The one and only time I financed a new car was when I bought my '01 Dodge Diesel truck. We negotiated the deal till I had the price I knew was fair. Then when it came to payment, I told them I thought I might pay cash. Since the truck had a large ticket price, I guess the dealer had assumed I would finance it, and they would get a kickback from the finance company. When I said cash, the salesmans face dropped.
Now at the time I knew Chrysler credit was offering zero % financing for a few "well qualified buyers" so I said to the salesman, If I qualify for the zero percent financing I might consider financing it. After more wrangling, now with the finance manager, who pushed hard for me to use their "favorite" finance company, "as I would never qualify" for Chrysler credit, I pulled out my checkbook and wrote out a check for the full amount. Reluctantly they went back to their little room to call my bank. When they returned the finance manager tore up my check and coldly informed me I had qualified for a Zero % loan. The salesman was clearly relived... Evidently they still got something from Chrysler credit but it didn't come out of my pocket.
Kevin, Baxter Chrysler Dodge in Omaha, Neb. They have a Fiat dealer, Ford/Lncoln in Omaha. Plus they are related to Performance Auto Group in Omaha. Baxter has several locations under other names in Independence Mo, Lincoln Neb, Counsel Bluffs Neb and Kansas City, Mo. Without research, you would never know Baxter is so huge.
We were there nearly 4 hours directed back and forth to their customer waiting room. In the four hours here and the emails since, we have yet to hear WE ARE SORRY for all this.

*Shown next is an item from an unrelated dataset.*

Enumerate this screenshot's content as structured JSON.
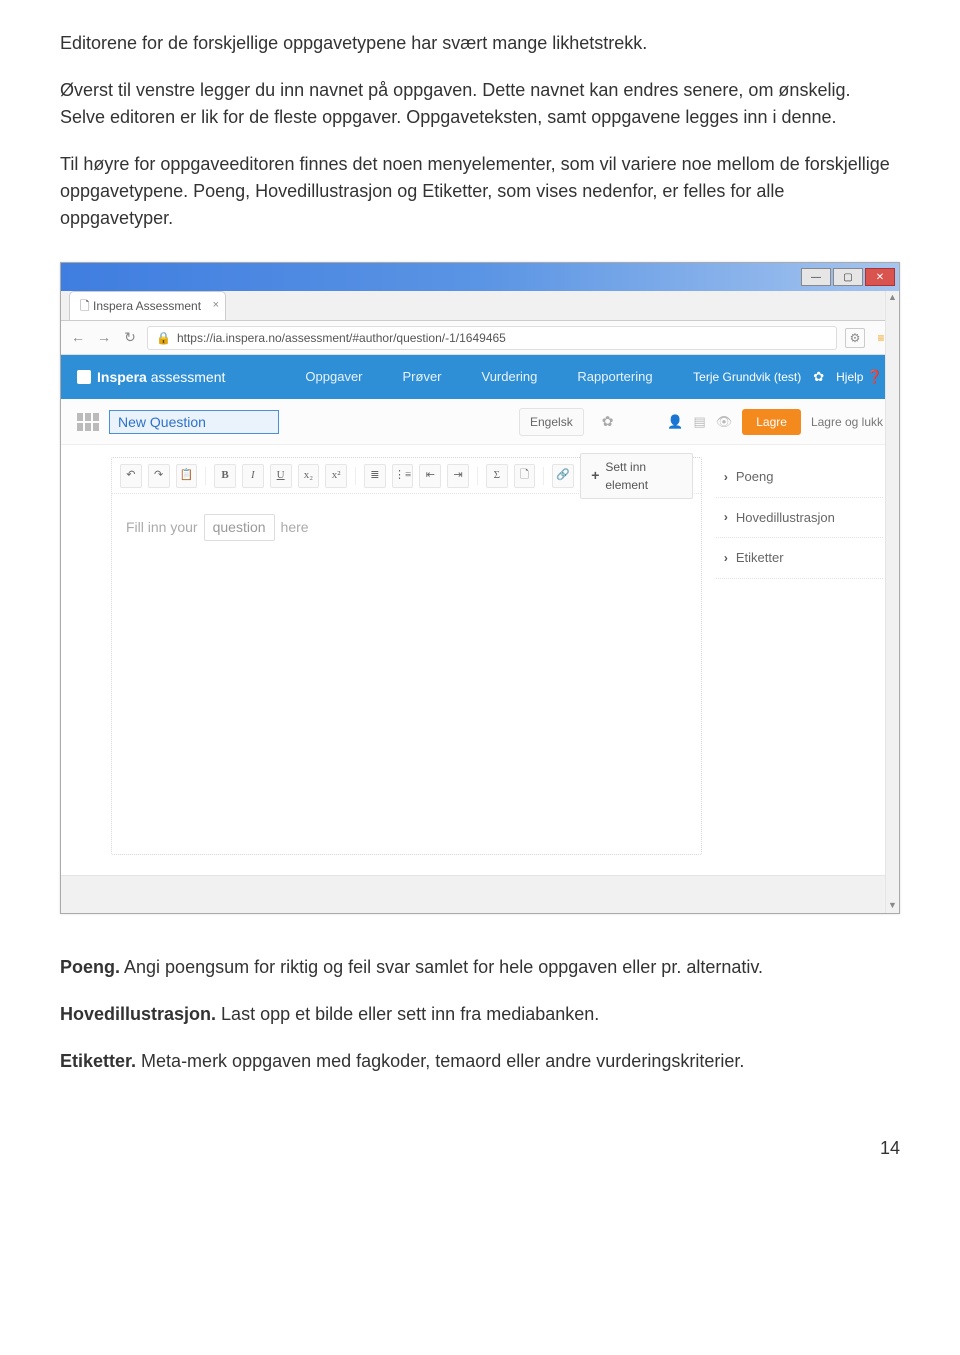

I keep checking their web site and amazingly, the phantom truck is still being advertised. ??? I agree the Nebraska BBB needs to be put on notice.
I agree with what Tim Wrenn said above. The price of a new car or truck, even a base unit, is getting ridiculous, so I'll probably never buy a new vehicle. You can buy a new travel trailer that you can live in, cheaper than you can buy a new fully loaded car or truck, and you can sleep and live in a travel trailer. The only vehicles that I know of that are slept in are welfare Cadillacs.
Sounds like there are many dodgy car salesmen out there.
Reading all this just makes me thankful I live where I live. I have never experienced the type of treatment you guys are talking about. Glad I haven't. I'd probably have wound up in jail after I got through showing my @$$ if someone tried the crap you guys are talking about. I am probably not the savviest buyer, but I don't get completely ripped off either. We've bought a lot of new cars. Yeah, I know they depreciate quickly, but I put a lot of miles on them and I don't want to risk getting someone else's problem. We've bought 4 vehicles from the same dealership in the last 7 years. The last two from the same salesman. The next one will likely come from there too. We seem to get a fair deal. They know I'm smart enough to see through typical salesman BS talk so they don't give me too much of it. We negotiate price, but we are both civil and we both go home happy.